Cut-and-assemble model viruses
A virus is right on the dividing line between living and non-living. Although it contains DNA, the
building block of life, a virus has very little in common with a real cell. It does not have the organelles
found in all living cells, such as mitochondria, nucleus, endoplasmic reticulum, and outer membrane. A
virus simply a random piece of DNA wrapped in a protein shell. A virus cannot reproduce on its own, and
it has no method of sexual reproduction (swapping DNA). It must attach itself to a living cell and “high
jack” that cell’s machinery to make more viruses. A certain virus can only attach itself to one kind of cell.
A virus that attacks lung cells can’t harm your stomach, for instance.
Viruses are very geometrical in appearance. They look more like geometrical figures than living
creatures. The adenovirus shown here has 20 sides and in geometry class would be called a dodecahe-
dron. Sometimes there are long skinny spikes jutting out from the corners. I suggest using an Internet
search engine to find some photographs of viruses.
The other virus shown here, the T2, only attaches itself to bacteria. You’ll never catch this one! It
is called a ”bacteriophage.” Its shape is perhaps the most interesting of all viruses. What does it remind
you of? Maybe some kind of space ship? The protein strand is in the top part and the legs at the bot-
tom are what attaches to the bacteria. The legs pull the body down to touch the cell, and the virus DNA is
squirted into the cell.
You will need:

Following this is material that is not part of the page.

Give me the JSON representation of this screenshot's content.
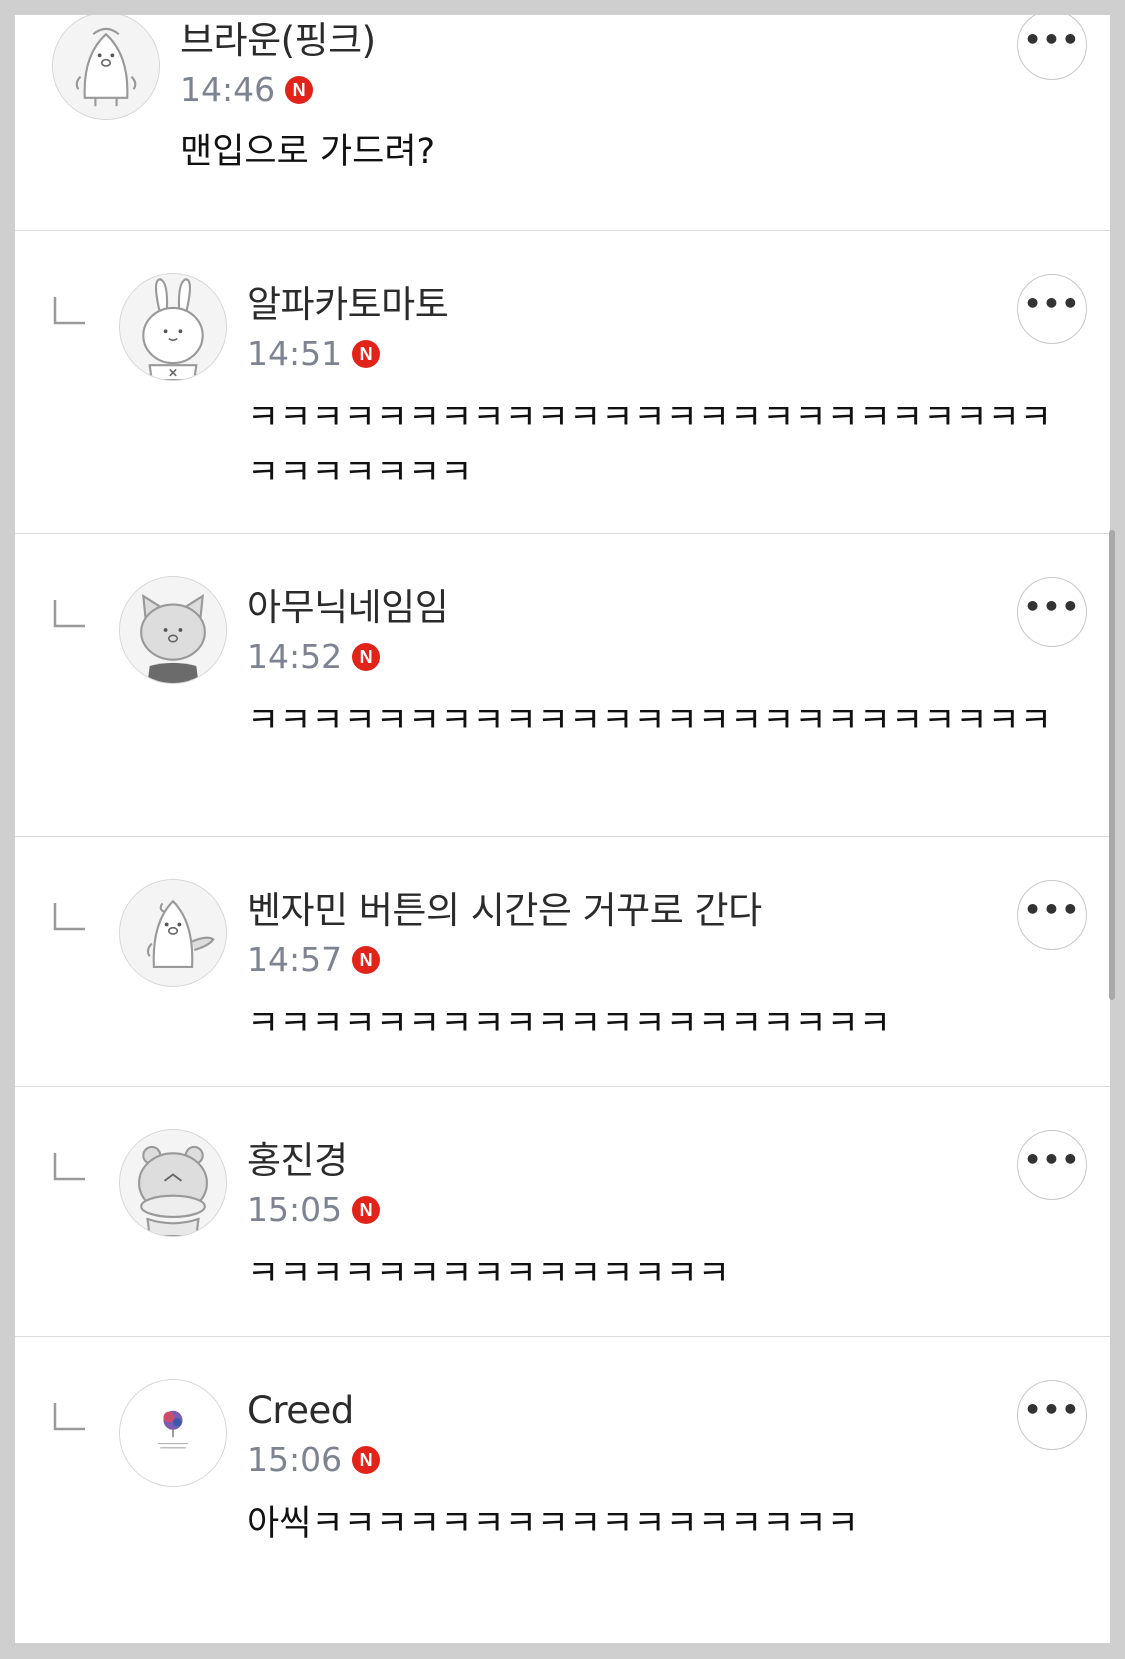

• white glue (regular, not school glue)
• copies of the pattern pages printed onto card stock (any color is fine)
• chenille stems (i.e. pipe cleaners used for crafts) in any color (3 per virus)
• paper clips or clothespins to hold the joints while they dry

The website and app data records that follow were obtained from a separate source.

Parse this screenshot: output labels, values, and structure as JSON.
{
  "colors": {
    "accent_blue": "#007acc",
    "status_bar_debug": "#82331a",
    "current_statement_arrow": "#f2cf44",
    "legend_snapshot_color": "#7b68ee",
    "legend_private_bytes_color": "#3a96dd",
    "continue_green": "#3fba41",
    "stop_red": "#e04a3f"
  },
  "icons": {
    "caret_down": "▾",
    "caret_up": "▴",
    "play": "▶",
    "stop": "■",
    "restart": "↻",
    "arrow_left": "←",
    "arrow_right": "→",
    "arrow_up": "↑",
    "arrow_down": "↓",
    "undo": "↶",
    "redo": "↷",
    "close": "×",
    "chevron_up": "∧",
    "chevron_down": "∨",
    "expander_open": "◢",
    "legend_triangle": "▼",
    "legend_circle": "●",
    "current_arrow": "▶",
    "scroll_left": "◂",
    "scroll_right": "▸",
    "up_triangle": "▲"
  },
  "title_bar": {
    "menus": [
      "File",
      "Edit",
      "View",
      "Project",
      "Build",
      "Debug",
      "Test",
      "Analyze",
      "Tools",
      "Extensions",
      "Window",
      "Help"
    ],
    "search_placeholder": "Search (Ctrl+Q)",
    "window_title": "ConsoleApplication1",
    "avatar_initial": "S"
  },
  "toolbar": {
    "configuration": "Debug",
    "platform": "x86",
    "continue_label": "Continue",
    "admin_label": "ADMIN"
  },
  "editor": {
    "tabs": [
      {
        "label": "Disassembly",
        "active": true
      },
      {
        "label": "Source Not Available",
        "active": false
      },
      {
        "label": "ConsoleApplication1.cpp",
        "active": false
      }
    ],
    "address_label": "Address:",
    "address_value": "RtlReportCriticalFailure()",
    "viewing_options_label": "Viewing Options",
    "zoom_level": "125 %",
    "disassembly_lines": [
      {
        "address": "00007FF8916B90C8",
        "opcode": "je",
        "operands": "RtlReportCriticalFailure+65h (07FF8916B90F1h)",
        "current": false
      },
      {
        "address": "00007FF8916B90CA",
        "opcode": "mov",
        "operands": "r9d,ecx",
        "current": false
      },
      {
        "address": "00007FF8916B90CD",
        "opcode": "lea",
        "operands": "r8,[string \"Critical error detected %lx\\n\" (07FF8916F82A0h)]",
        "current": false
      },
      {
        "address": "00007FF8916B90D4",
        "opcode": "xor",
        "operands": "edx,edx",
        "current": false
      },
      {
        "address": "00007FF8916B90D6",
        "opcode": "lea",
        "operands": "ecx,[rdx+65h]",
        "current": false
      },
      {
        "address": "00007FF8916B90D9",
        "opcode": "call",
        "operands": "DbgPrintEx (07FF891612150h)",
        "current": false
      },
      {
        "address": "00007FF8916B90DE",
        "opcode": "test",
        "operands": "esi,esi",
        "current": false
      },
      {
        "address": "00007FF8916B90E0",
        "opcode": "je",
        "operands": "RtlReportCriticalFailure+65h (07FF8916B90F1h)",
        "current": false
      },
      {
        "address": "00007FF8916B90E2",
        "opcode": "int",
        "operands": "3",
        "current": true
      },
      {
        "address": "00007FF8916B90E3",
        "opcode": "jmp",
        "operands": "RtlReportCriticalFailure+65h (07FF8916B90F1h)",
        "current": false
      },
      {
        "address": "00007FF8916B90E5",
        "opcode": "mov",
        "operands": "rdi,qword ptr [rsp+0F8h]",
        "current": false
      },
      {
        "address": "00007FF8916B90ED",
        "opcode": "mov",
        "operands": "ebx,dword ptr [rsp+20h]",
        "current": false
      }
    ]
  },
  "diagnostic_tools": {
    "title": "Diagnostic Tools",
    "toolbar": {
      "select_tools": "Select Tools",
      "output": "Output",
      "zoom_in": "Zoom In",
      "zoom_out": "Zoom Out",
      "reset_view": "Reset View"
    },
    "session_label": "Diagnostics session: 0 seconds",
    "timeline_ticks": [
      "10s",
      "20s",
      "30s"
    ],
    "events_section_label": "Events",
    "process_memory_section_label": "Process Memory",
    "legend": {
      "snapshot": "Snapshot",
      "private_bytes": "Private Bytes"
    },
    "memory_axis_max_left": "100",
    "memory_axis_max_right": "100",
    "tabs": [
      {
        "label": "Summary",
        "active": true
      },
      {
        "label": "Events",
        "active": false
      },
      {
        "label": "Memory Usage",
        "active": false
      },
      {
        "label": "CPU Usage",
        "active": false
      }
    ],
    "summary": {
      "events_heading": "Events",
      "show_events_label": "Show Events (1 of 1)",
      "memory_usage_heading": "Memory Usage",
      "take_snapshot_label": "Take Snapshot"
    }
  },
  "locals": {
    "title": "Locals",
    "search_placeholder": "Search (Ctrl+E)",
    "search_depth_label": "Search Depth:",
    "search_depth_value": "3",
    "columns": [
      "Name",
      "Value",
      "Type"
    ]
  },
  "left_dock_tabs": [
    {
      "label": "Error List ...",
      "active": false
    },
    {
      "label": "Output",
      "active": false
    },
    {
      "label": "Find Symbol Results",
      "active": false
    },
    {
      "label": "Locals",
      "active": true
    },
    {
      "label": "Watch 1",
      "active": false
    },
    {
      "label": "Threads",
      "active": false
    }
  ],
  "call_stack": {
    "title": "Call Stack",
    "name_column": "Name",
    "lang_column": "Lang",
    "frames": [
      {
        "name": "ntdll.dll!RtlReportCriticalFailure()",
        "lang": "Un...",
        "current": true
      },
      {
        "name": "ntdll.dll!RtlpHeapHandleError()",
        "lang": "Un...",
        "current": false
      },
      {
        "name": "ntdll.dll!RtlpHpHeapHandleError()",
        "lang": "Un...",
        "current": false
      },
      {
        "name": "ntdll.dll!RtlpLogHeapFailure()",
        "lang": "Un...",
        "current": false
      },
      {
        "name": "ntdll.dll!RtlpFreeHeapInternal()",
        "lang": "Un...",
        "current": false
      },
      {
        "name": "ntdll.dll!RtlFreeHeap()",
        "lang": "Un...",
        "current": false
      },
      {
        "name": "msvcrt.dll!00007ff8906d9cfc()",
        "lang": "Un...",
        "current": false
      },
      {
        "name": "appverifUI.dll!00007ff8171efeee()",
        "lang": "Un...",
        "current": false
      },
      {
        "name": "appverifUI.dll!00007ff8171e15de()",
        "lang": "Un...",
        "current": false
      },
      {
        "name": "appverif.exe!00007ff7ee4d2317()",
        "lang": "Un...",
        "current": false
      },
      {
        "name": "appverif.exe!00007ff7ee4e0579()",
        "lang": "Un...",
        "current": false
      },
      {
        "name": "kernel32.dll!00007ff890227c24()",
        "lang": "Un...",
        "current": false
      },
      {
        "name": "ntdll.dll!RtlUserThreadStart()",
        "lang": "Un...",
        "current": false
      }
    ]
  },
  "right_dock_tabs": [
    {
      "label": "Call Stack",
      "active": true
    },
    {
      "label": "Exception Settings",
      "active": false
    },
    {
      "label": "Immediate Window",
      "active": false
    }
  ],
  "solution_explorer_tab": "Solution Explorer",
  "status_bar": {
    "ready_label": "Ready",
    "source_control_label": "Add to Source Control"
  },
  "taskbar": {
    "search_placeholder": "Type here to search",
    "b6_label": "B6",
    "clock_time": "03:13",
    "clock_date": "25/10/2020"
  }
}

• anything extra you want to use to decorate with: spray paint, glitter, etc.
NOTE: If you want your viruses to be in bright colors, I suggest copying the patterns onto brightly
colored card stock. This will avoid having to paint them at the end. If you do want to paint them,

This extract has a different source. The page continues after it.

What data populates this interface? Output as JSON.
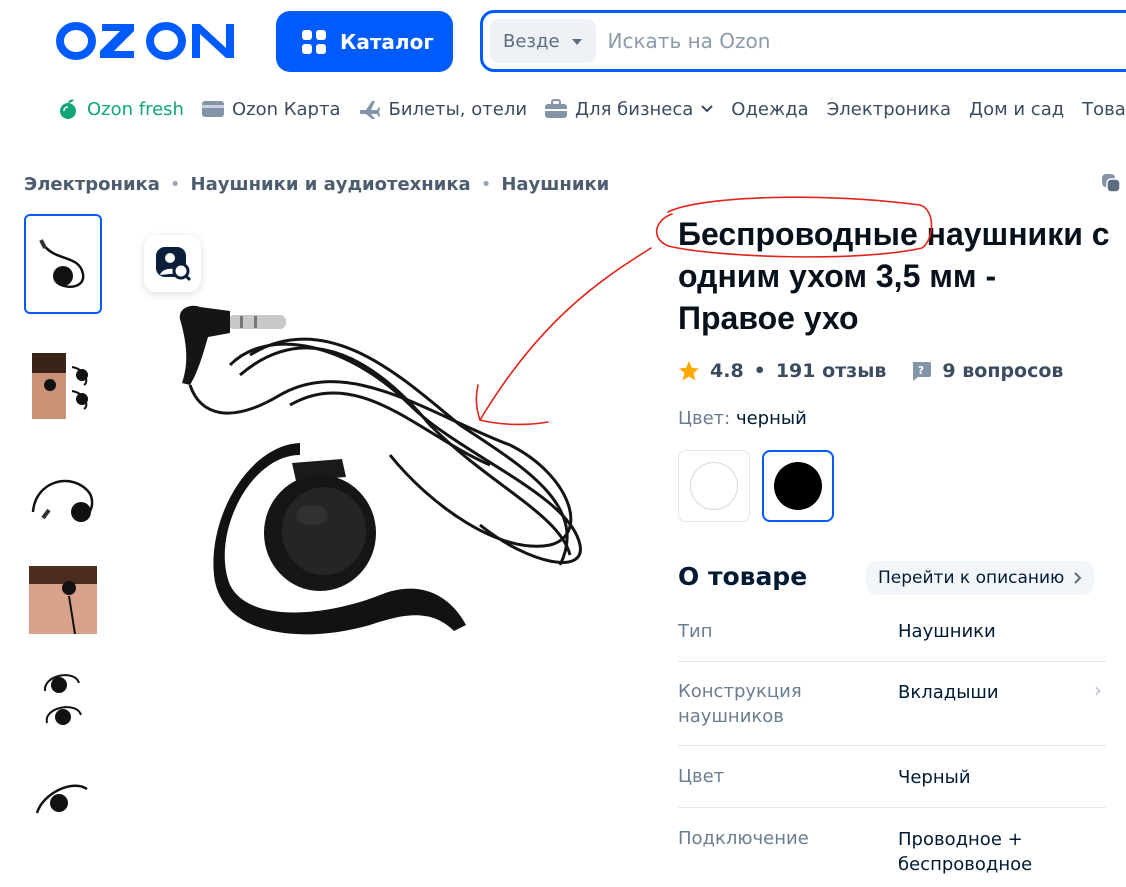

a light coat of spray paint works the best.
Directions for the adenovirus:
1) Cut out the virus on the solid lines.
2) Pre-fold on all the dotted lines. Make sure your folds are crisp and neat. The crisper and
neater your folds, the better your model will look. This really makes a difference!
3) Begin gluing joints. Start with just one or two and press and hold them for at least ten sec-
onds, then clip them (if you wish) and let them dry another minute or so. After a minute or two,
these joints should be adhered well enough to be able to go to other joints. If you are assembling
two viruses at once, you could do a few joints on one, then switch to the other one while the first
4) Be very patient as you assemble the virus. Patience is the key. When you get to the last
flap and can no longer get your fingers on the inside to press and hold, just pull the glue flaps out
enough so that they apply a little pressure to the inside of the figure, then glue and hold the flap
in place for a minute or two. A little patience with holding it will pay off. The glue sets in just a
minute or two, and you can put the figure aside to finish drying by itself.
5) If you would like to decorate your virus when you are finished, I recommend a light coat of
spray paint (silver or gold looks cool).
6) If you look at viruses on the Internet and would like to imitate the ones that have the spikes
coming out of the corners, I recommend putting polyester stuffing inside the figure before you
close the last flap, then inserting pins (the kind with the big colorful head) into the corners, with a
dab of hot glue to hold them.
Directions for the T2 virus:
1) Cut out the three body parts, cutting on the solid lines.
2) Pre-fold on the dotted lines. Once again, make sure your creases are sharp and accurate.
3) Assemble the two halves of the upper body before trying to connect them. Connecting them
can be a little tricky, but it is definitely possible and, once again, patience is the key. Patience has
a big pay-off here: you get a really cool virus model!
NOTE: If you really need to have something on the inside, applying pressure as you glue the
final flap in place, you could try using an opened paper clip stuck through one corner, going into
the figure. The paper clip could be your “hand” inside the figure.
4) Roll the long, skinny lower part and glue along the glue tab. Make sure to cut the pieces on
the end so it looks like this:
5) Glue the long “neck” onto the body.
6) Cut the chenille stems in half, so you have six identical pieces. Put a fairly generous amount
of white glue in and around one end of them (no more than an inch) and stick them up into the
bottom of the neck. Let this dry for as long as possible before twisting legs out into position.
7) You don’t need to decorate the T2, but if you want to, I recommemd a light coat of spray
paint. Don’t use too much wet paint. If the paper gets soggy, the figure will bend and sag. Also,
be careful that your T2 doesn’t get top-heavy.